The benefits I get from living rural:
...Elbow room. I don't have to live right up against my neighbor. In the past I've lived in a row home. I also lived in a small one room apartment. Neither experience was pleasant as far as I am concerned. Give me space!
...Escape from human noise. City life was nothing but human generated noise 24 hours a day.
...Listening to nature sounds. "Noise" to a city dweller is night time crickets, morning bird song. To a county gal, they're soothing music.
...Beautiful night skies full of billions of stars and an incredible Milky Way. One just doesn't get to see them when living in a city. Country night skies are amazing.
...The ability to handpick fresh vegetables just before making dinner. The flavor can't be matched by any supermarket or even farmers market produce. Same goes for the fruits I grow. I just tried freshly picked cauliflower this past month for the first time and it was remarkable.
...Being able to eat lots of chemical-free food that I've grown myself. I'm so off of chemical foods now that I don't feel all the well when I eat them. A fast food meal would make me feel poorly for hours.
...Not breathing in vehicle exhaust and chemical laden dust. Ok...ok..ok...I breath in SO2 from the worst polluter in the USA, our erupting volcano. But I'd rather be around this than those weird toxic chemicals found in the cities. I once took a walk around a down big city on a drizzly day. I saw that I had red, splotchy chemical burns on my lower legs afterward. Yikes!
...The view outside the windows. Flowers. Wildlife. Trees. Scenery. Nature.
...Clean snow that's really white! As a kid growing up in the city, it took a while to realize that snow didn't naturally have a grey dusting on top. So ok.....you noticed that I mentioned snow and I'm in Hawaii. Yeah, I don't get snow on my farm, but it does snow atop our mountains. And anyway, I used to live in places where it snowed each winter.
...#1 for me : living a less stressful life. It's a slower, less complicated lifestyle in the countryside that I've come to prefer.
The downside of living rural:
...Spotty Internet. I live beyond the area where cable Internet or broadcast signals exist. So it's either satellite, dial up, or cellphone connection Internet. I'm using a cellphone signal, and that tends to come and go.
...Spotty cellphone coverage. It comes and goes, but at least I get it. 12 years ago I had to run around my driveway looking for that elusive sweet spot so that I could make a quick, very short phone call. It's a tad better now that we have a signal booster.
...No cable TV in my area. That's just fine with me since I haven't watched TV since moving here, other than the occasional show over at a friend's house.

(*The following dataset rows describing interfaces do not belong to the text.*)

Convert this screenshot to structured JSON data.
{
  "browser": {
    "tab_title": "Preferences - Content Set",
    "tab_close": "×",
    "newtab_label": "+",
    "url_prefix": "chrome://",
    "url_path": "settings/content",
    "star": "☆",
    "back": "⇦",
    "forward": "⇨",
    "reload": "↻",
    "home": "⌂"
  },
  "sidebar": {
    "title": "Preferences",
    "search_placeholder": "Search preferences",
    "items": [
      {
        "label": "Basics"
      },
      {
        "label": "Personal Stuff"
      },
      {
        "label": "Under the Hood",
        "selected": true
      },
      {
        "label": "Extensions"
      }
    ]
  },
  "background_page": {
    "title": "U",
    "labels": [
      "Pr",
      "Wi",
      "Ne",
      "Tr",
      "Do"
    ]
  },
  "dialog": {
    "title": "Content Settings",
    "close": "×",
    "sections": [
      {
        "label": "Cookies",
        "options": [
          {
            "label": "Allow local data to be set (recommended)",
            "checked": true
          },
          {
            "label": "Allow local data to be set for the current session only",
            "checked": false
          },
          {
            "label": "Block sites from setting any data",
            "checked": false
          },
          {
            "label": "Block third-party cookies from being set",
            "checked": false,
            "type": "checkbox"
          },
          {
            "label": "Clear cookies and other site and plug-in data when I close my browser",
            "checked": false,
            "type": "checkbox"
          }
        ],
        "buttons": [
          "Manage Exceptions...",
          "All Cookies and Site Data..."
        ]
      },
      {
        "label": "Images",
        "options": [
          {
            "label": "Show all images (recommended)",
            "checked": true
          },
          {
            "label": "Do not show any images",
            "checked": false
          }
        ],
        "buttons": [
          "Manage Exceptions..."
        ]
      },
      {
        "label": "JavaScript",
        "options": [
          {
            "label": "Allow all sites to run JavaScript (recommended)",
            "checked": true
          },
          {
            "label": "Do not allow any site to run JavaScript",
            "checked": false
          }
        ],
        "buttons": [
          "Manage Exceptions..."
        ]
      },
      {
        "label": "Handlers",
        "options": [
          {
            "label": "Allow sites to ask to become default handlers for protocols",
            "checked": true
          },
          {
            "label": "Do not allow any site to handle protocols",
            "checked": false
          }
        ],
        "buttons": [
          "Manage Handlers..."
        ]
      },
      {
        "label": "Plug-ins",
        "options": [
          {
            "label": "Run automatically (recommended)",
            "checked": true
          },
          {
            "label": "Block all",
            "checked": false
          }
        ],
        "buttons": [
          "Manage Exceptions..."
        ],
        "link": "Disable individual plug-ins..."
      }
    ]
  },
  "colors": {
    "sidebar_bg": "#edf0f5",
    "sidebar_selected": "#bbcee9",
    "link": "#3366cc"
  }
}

...There are certain things that I can't buy without driving 1 1/2 to 2 hours. Things like shoes, socks, underwear. Thankfully there's Amazon Prime.
...Services are often hours or days away. I can drive 2 hours to get most services and reach the government offices. But the appliance repairman may not be coming to my area for days. I'd just have to wait. In fact, one time my clotheswasher stopped working with a tub full of wet clothes. There was no way I could get the lid open. Those clothes were moldy and beyond saving by the time the repairman arrived.
...Not much choice in restaurants, doctors, dentists, other service providers.
...Also not much choice of stores, no movie theaters, no live theaters, no night entertainment.
...No night life. Well, not quite true. Night life is reading a book or browsing the Internet then going to bed by 9.... actually 8 in my case.
...Roosters crowing and dogs barking, neither of which bothers me anymore. But they took some getting use to.
...More insects. I don't recall seeing much in the way of mosquitos or other insects when living in the city. Of course, insects are just a fact of life in the tropical countryside. I don't get hysterical if I pick up a can of something and discover that a monster sized cockroach was using it as a hiding place. And you know, ants don't taste all that bad afterall.
...Owning a vehicle is almost mandatory out in the countryside. In cities, one can use buses, taxis, trains, and shuttles. Bicycles and scooters often satisfy some of the transportation need. When I left the city, I had to buy a car and earn more money to pay for maintenance, gasoline, insurance registration, etc. And if I took it to the city, then parking was not only expensive, but often challenging to find. Way out in the country, not having a vehicle simply isn't an option for me. While I'd love to have a horse and buggy, that isn't going to happen around here.
...Hospital is far away. Around here, a super emergency means a very expensive helicopter ride of which insurance pays very little of the bill. When living real rural, one has to accept that there's no hospital within 20-30 minutes.
...And this is downside that really bugs me --- I'm far away from the agricultural courses and other events. Every event is at minimum of 1 1/2 hour drive away. Then there's that drive home afterward when it's dark and I'm tired. As a result I miss out on just about all of them. It has to be a really good event for me to put the effort out and be willing to pay for an overnight hotel stay and meals, the gas for the truck, and a caretaker to tend to my livestock until I get back home. And while the event may be advertised as being free, it costs me a bundle.